Horror movies with witches have always been the most frightening to me. There just aren't enough really good witch movies, but this is one of the best. It is visually striking, with beautiful use of light and shadow, and uses music and sound effectively to set the mood. I love it more each time I watch it.
"You will be dead to man,
but you will be alive in death."
The dubbing on this film is terrible and lip movements don't quite match. The effect is disconcerting and adds to the creepiness of the movie, but mostly it's distracting and I wish they'd done a better job.
Here we are in the good old 17th century where prime time entertainment is not reality shows but seeing bloodsuckers and satanists being tortured and put to death. We've got the vampire, Igor Javutich, who's already had a mask nailed to his head, and his witch consort Asa Vajda, who is in the process of getting her just dues, as directed by her own brother. We're told she did many evil deeds to serve her partner in crime, but aren't provided with details. Before getting a spiky mask nailed to her head and being burned at the stake, she's got to suffer the additional pain and indignation of being branded with 'S' for Satan.

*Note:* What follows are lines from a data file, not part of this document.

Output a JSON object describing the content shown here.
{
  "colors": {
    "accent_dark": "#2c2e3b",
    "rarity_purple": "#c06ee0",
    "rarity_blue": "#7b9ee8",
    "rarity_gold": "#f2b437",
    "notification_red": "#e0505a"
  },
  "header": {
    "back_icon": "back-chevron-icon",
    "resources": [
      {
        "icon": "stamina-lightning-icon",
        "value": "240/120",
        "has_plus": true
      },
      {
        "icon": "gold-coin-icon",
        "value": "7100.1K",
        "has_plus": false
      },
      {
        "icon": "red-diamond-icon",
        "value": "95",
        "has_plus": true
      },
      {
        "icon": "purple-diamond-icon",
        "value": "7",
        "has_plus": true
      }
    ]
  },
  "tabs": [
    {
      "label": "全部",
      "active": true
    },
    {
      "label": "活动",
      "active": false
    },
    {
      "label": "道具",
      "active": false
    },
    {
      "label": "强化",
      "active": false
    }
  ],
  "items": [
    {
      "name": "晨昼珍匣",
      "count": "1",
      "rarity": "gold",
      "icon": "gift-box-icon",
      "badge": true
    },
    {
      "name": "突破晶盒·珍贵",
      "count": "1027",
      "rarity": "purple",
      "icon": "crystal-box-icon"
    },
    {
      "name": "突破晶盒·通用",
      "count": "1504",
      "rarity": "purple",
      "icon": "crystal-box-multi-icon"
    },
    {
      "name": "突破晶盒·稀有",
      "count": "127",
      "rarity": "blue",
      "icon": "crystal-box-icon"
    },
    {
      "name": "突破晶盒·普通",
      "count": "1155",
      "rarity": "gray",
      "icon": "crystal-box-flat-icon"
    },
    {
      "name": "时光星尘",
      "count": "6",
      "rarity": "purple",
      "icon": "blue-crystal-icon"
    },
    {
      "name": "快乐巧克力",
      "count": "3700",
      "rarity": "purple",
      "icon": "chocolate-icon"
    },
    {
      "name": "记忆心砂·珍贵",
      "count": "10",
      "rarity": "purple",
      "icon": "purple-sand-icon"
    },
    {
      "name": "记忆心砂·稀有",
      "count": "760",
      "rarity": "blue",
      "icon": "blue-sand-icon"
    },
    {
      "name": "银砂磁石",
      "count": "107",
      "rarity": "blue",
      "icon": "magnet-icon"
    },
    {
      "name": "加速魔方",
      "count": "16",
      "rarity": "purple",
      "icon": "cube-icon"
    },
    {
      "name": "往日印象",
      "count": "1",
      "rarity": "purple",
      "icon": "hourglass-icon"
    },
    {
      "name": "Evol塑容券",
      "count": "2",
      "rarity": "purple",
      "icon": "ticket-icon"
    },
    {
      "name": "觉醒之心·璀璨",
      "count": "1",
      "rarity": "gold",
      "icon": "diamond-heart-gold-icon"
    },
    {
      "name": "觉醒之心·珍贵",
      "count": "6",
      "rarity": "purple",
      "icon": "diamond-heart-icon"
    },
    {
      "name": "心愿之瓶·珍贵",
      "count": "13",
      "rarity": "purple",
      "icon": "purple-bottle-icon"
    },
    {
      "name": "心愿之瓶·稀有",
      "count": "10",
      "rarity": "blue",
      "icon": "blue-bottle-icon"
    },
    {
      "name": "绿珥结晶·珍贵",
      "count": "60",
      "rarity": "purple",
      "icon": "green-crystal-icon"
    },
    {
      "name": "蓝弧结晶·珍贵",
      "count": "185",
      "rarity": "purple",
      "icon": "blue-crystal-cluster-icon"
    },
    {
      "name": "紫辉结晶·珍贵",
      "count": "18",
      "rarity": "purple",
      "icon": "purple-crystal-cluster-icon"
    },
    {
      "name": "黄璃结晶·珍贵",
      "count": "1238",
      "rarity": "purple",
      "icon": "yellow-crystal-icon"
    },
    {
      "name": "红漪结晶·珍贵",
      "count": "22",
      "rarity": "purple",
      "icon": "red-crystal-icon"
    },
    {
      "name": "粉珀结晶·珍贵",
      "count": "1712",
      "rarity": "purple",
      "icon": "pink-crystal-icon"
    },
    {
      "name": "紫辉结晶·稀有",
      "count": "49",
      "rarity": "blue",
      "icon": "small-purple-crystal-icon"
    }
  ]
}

These folks really want to draw out the fun because after branding her back, they've got to untie her and turn her over for the delightful application of the mask. She is kinda pissy about the mistreatment but gets a chance to curse her brother and his descendants, promising to use the blood of his offspring to live again, achieving immortality in order to torment and destroy.
We get a disturbing vantage point of the mask coming toward us, as though we were the ones suffering the punishment, that makes it especially horrifying when we see the executioner apply it with a huge mallet to the head, causing blood to spray out the top and nostrils, and leak out the eyes like tears. Blech! The first time I saw it I had to work out how they could have achieved that effect, because the reality of it was quite disturbing. What a way to start a movie!
Luckily for the condemned, they never get burned because Satan makes it rain and puts out the fires, scaring the mob off. Javutich is buried in unconsecrated ground and Asa gets the privilege of being entombed in the family crypt. What were they thinking? If you're going to be cursed by a witch you've just put to death, you should probably remove any possibility that said witch and her favorite vampire could return.
An eerie wailing sound inspires the doctors to go investigate the chapel and they find that it's caused by wind through the pipes of a ruined organ. A slamming door catches their attention and draws them into the crypt. These guys are just asking for trouble. The place is full of cobwebs and dead people, and the suspenseful music suggests that bad things are going to happen.
Curiosity seekers that they are, they stop off at the witch's tomb to check her out. Kruvajan tells Andre that there is a window in the tomb so the cross on top would be visible to the witch and keep her nailed down forever.
This is an important bit of information that Kruvajan disregards when a huge bat attacks him and he knocks down the cross while defending himself.
Although Andre encourages him to leave, foolish Kruvajan can't resist the temptation to reach into the tomb and pry the mask off the witch. The squishy sound effects really add to the gruesomeness of the task. Andre notices that Kruvajan's cut himself, and as they leave we see drops of blood drip from a shard of glass into the witch's eye as thunder rolls and lightning strikes.
As they exit the chapel, the music becomes markedly romantic and we get our first glimpse of Asa's ancestor, Katia, who looks exactly like her. She tells them her father, Prince Vajda, is letting the chapel go to ruin because he believes it is cursed. Andre gets dreamy eyed and tells her won't tell her goodbye in hopes they'll meet again, as the romantic music swells. We can be sure they'll meet again.
to be updated...